Antonini-JM; Stone-S; Chen-B; Roberts-JR; Schwegler-Berry-D; Moseley-A; Donlin-M; Cumpston-J; Afshari-A; Frazer-DG
Am J Respir Crit Care Med 2008 Apr; 177(Meeting Abstracts):A910
Rationale: Many welders experience bronchitis, metal fume fever, and lung function changes. The objective was to assess the effect of mild steel welding fume (MSWF) inhalation on lung injury, inflammation, defense responses, and fate of inhaled metals. Methods: Sprague-Dawley rats were exposed to MSWF at a concentration of 40 mg/m^3 x 3 hr/d x 3 or 10 d using a novel robotic welding fume generator. Controls were exposed to air. To assess lung defense responses, a group of animals were intratracheally inoculated with 5 x 10^4 Listeria monocytogenes 1 d after the last daily exposure. Welding particles were collected during exposure, and chemical composition and particle size were determined. After exposure, parameters of lung injury (lactate dehydrogenase and albumin), inflammation (PMN influx), and host defense (bacterial clearance) were measured. Also, multiple organs were recovered for metal analysis to assess fate of inhaled panicles. Results: The particles were composed primarily of Fe (80.6 %) and Mn ( 14.7 %) with a mass median aerodynamic diameter of 0.31 micro m. No significant difference was observed in lung injury or inflammation after MSWF inhalation at 1, 4, and 11 d after the last exposure. However, there were significantly more bacteria at 3 d after infection in the lungs of the animals exposed to MSWF compared to air controls. Significant elevations in lung Fe and Mn, liver Fe, and kidney Mn were observed after 10 d of exposure to MSWF compared to air. Conclusions: Acute exposure of rats to MSWF had no effect on injury and inflammation, but suppressed lung defense responses after infection. Also, metals in MSWF may translocate from the lungs to other organs, possibly causing systemic effects. Chronic inhalation studies are needed to further examine the health effects and fate of inhaled welding fume.

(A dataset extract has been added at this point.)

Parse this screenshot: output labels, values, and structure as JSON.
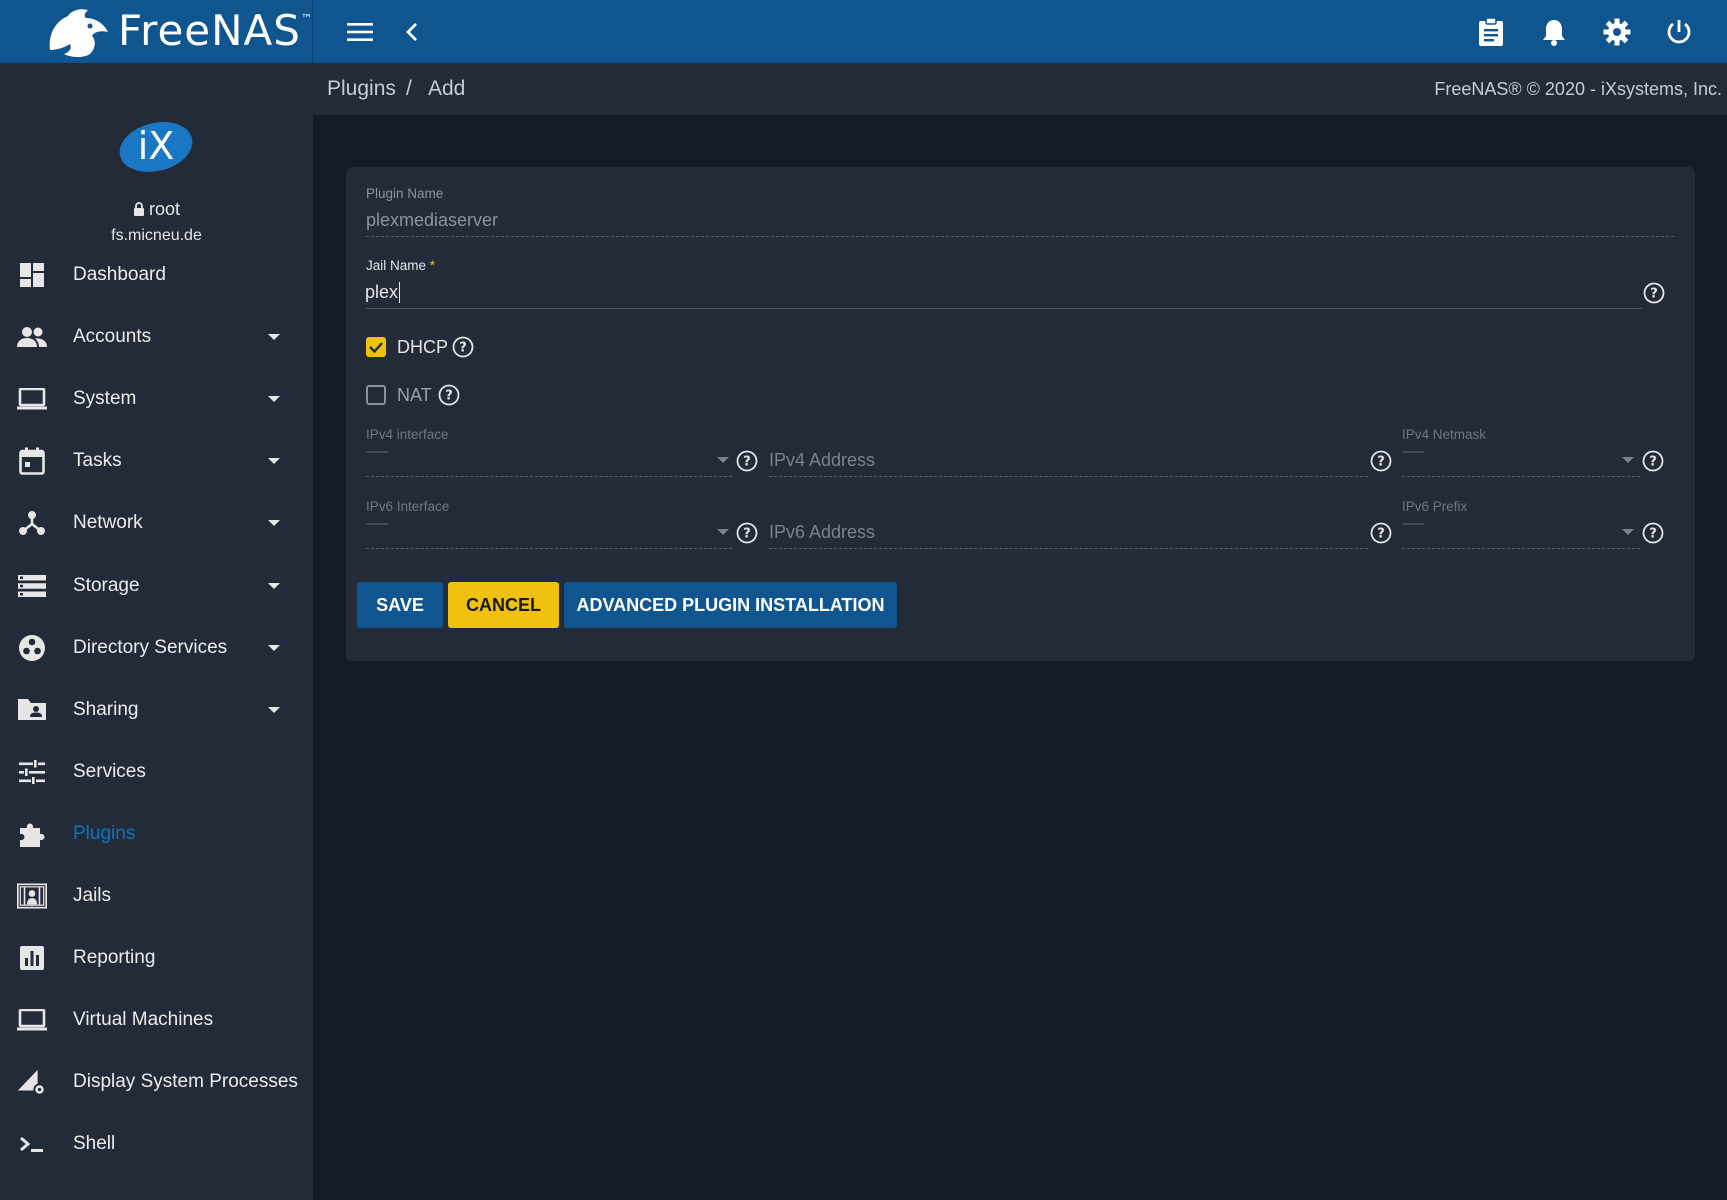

Pulmonary-system-disorders; Pulmonary-disorders; Respiratory-irritants; Respiratory-system-disorders; Alveolar-cells; Lung-cells; Lung-disorders; Welders-lung; Welding-industry; Metal-compounds; Metal-fume-fever; Metallic-compounds; Dust-particles; Particulate-dust; Bacterial-infections; Inhalation-studies

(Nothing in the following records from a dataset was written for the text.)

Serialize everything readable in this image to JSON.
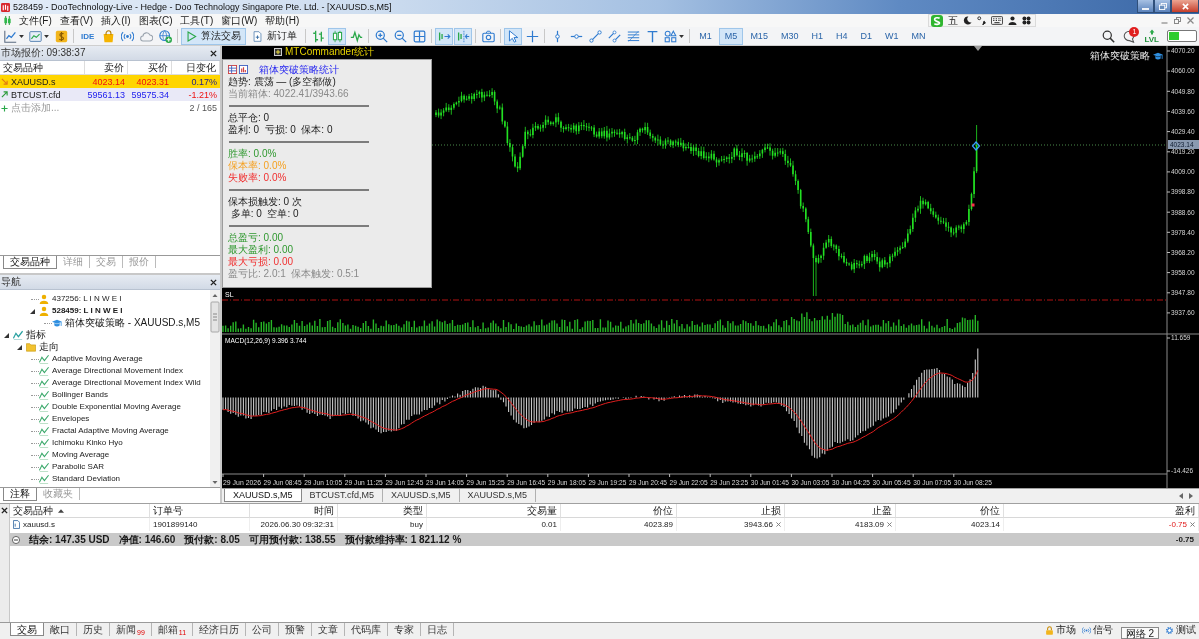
{
  "window": {
    "title": "528459 - DooTechnology-Live - Hedge - Doo Technology Singapore Pte. Ltd. - [XAUUSD.s,M5]"
  },
  "menu": [
    "文件(F)",
    "查看(V)",
    "插入(I)",
    "图表(C)",
    "工具(T)",
    "窗口(W)",
    "帮助(H)"
  ],
  "input_method_bar": {
    "mode": "五"
  },
  "toolbar": {
    "ide_label": "IDE",
    "algo_trading": {
      "label": "算法交易",
      "selected": true
    },
    "new_order": {
      "label": "新订单"
    },
    "chart_types": [
      {
        "selected": false
      },
      {
        "selected": true
      },
      {
        "selected": false
      }
    ],
    "scroll_toggles": [
      {
        "selected": true
      },
      {
        "selected": true
      }
    ],
    "pointer_tools": [
      {
        "selected": true
      },
      {
        "selected": false
      }
    ],
    "timeframes": [
      {
        "label": "M1",
        "selected": false
      },
      {
        "label": "M5",
        "selected": true
      },
      {
        "label": "M15",
        "selected": false
      },
      {
        "label": "M30",
        "selected": false
      },
      {
        "label": "H1",
        "selected": false
      },
      {
        "label": "H4",
        "selected": false
      },
      {
        "label": "D1",
        "selected": false
      },
      {
        "label": "W1",
        "selected": false
      },
      {
        "label": "MN",
        "selected": false
      }
    ],
    "notification_count": "1",
    "lvl_label": "LVL"
  },
  "market_watch": {
    "title": "市场报价: 09:38:37",
    "columns": [
      "交易品种",
      "卖价",
      "买价",
      "日变化"
    ],
    "rows": [
      {
        "symbol": "XAUUSD.s",
        "bid": "4023.14",
        "ask": "4023.31",
        "change": "0.17%",
        "uptick": false,
        "change_up": true,
        "selected": true
      },
      {
        "symbol": "BTCUST.cfd",
        "bid": "59561.13",
        "ask": "59575.34",
        "change": "-1.21%",
        "uptick": true,
        "change_up": false,
        "selected": false
      }
    ],
    "add_label": "点击添加...",
    "count": "2 / 165",
    "tabs": [
      {
        "label": "交易品种",
        "selected": true
      },
      {
        "label": "详细",
        "selected": false
      },
      {
        "label": "交易",
        "selected": false
      },
      {
        "label": "报价",
        "selected": false
      }
    ]
  },
  "navigator": {
    "title": "导航",
    "tree": [
      {
        "label": "437256: L I N W E I",
        "kind": "account",
        "current": false
      },
      {
        "label": "528459: L I N W E I",
        "kind": "account",
        "current": true,
        "expanded": true,
        "children": [
          {
            "label": "箱体突破策略 - XAUUSD.s,M5",
            "kind": "expert"
          }
        ]
      },
      {
        "label": "指标",
        "kind": "group",
        "expanded": true,
        "children": [
          {
            "label": "走向",
            "kind": "folder",
            "expanded": true,
            "children": [
              {
                "label": "Adaptive Moving Average",
                "kind": "indicator"
              },
              {
                "label": "Average Directional Movement Index",
                "kind": "indicator"
              },
              {
                "label": "Average Directional Movement Index Wild",
                "kind": "indicator"
              },
              {
                "label": "Bollinger Bands",
                "kind": "indicator"
              },
              {
                "label": "Double Exponential Moving Average",
                "kind": "indicator"
              },
              {
                "label": "Envelopes",
                "kind": "indicator"
              },
              {
                "label": "Fractal Adaptive Moving Average",
                "kind": "indicator"
              },
              {
                "label": "Ichimoku Kinko Hyo",
                "kind": "indicator"
              },
              {
                "label": "Moving Average",
                "kind": "indicator"
              },
              {
                "label": "Parabolic SAR",
                "kind": "indicator"
              },
              {
                "label": "Standard Deviation",
                "kind": "indicator"
              }
            ]
          }
        ]
      }
    ],
    "tabs": [
      {
        "label": "注释",
        "selected": true
      },
      {
        "label": "收藏夹",
        "selected": false
      }
    ]
  },
  "chart": {
    "overlay_label": "MTCommander统计",
    "stats_panel": {
      "title": "箱体突破策略统计",
      "sections": [
        [
          {
            "text": "趋势: 震荡 — (多空都做)",
            "kind": "normal"
          },
          {
            "text": "当前箱体: 4022.41/3943.66",
            "kind": "muted"
          }
        ],
        [
          {
            "text": "总平仓: 0",
            "kind": "normal"
          },
          {
            "text": "盈利: 0  亏损: 0  保本: 0",
            "kind": "normal"
          }
        ],
        [
          {
            "text": "胜率: 0.0%",
            "kind": "positive"
          },
          {
            "text": "保本率: 0.0%",
            "kind": "caution"
          },
          {
            "text": "失败率: 0.0%",
            "kind": "negative"
          }
        ],
        [
          {
            "text": "保本损触发: 0 次",
            "kind": "normal"
          },
          {
            "text": " 多单: 0  空单: 0",
            "kind": "normal"
          }
        ],
        [
          {
            "text": "总盈亏: 0.00",
            "kind": "positive"
          },
          {
            "text": "最大盈利: 0.00",
            "kind": "positive"
          },
          {
            "text": "最大亏损: 0.00",
            "kind": "negative"
          },
          {
            "text": "盈亏比: 2.0:1  保本触发: 0.5:1",
            "kind": "muted"
          }
        ]
      ]
    },
    "expert_label": "箱体突破策略",
    "price_axis": [
      "4070.20",
      "4060.00",
      "4049.80",
      "4039.60",
      "4029.40",
      "4019.20",
      "4009.00",
      "3998.80",
      "3988.60",
      "3978.40",
      "3968.20",
      "3958.00",
      "3947.80",
      "3937.60"
    ],
    "current_price": "4023.14",
    "stop_loss_label": "SL",
    "indicator_label": "MACD(12,26,9) 9.396 3.744",
    "indicator_axis": [
      "11.659",
      "-14.426"
    ],
    "time_axis": [
      "29 Jun 2026",
      "29 Jun 08:45",
      "29 Jun 10:05",
      "29 Jun 11:25",
      "29 Jun 12:45",
      "29 Jun 14:05",
      "29 Jun 15:25",
      "29 Jun 16:45",
      "29 Jun 18:05",
      "29 Jun 19:25",
      "29 Jun 20:45",
      "29 Jun 22:05",
      "29 Jun 23:25",
      "30 Jun 01:45",
      "30 Jun 03:05",
      "30 Jun 04:25",
      "30 Jun 05:45",
      "30 Jun 07:05",
      "30 Jun 08:25"
    ]
  },
  "chart_tabs": [
    {
      "label": "XAUUSD.s,M5",
      "selected": true
    },
    {
      "label": "BTCUST.cfd,M5",
      "selected": false
    },
    {
      "label": "XAUUSD.s,M5",
      "selected": false
    },
    {
      "label": "XAUUSD.s,M5",
      "selected": false
    }
  ],
  "toolbox": {
    "columns": [
      {
        "label": "交易品种",
        "sorted": true
      },
      {
        "label": "订单号",
        "sorted": false
      },
      {
        "label": "时间",
        "sorted": false
      },
      {
        "label": "类型",
        "sorted": false
      },
      {
        "label": "交易量",
        "sorted": false
      },
      {
        "label": "价位",
        "sorted": false
      },
      {
        "label": "止损",
        "sorted": false
      },
      {
        "label": "止盈",
        "sorted": false
      },
      {
        "label": "价位",
        "sorted": false
      },
      {
        "label": "盈利",
        "sorted": false
      }
    ],
    "positions": [
      {
        "symbol": "xauusd.s",
        "ticket": "1901899140",
        "time": "2026.06.30 09:32:31",
        "type": "buy",
        "volume": "0.01",
        "open_price": "4023.89",
        "stop_loss": "3943.66",
        "take_profit": "4183.09",
        "price": "4023.14",
        "profit": "-0.75",
        "loss": true
      }
    ],
    "summary": {
      "expanded": true,
      "items": [
        "结余: 147.35 USD",
        "净值: 146.60",
        "预付款: 8.05",
        "可用预付款: 138.55",
        "预付款维持率: 1 821.12 %"
      ],
      "profit": "-0.75"
    },
    "tabs": [
      {
        "label": "交易",
        "selected": true
      },
      {
        "label": "敞口",
        "selected": false
      },
      {
        "label": "历史",
        "selected": false
      },
      {
        "label": "新闻",
        "badge": "99",
        "selected": false
      },
      {
        "label": "邮箱",
        "badge": "11",
        "selected": false
      },
      {
        "label": "经济日历",
        "selected": false
      },
      {
        "label": "公司",
        "selected": false
      },
      {
        "label": "预警",
        "selected": false
      },
      {
        "label": "文章",
        "selected": false
      },
      {
        "label": "代码库",
        "selected": false
      },
      {
        "label": "专家",
        "selected": false
      },
      {
        "label": "日志",
        "selected": false
      }
    ],
    "status": [
      {
        "label": "市场",
        "kind": "market"
      },
      {
        "label": "信号",
        "kind": "signals"
      },
      {
        "label": "测试",
        "kind": "tester"
      }
    ],
    "tooltip": "网络 2"
  }
}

7439-89-6; 7439-96-5
Publication Date
Document Type
Abstract; Conference/Symposia Proceedings
Email Address
Fiscal Year
NIOSH Division
Priority Area
Construction; Manufacturing
Source Name
American Journal of Respiratory and Critical Care Medicine
Page last reviewed: September 2, 2020
Content source: National Institute for Occupational Safety and Health Education and Information Division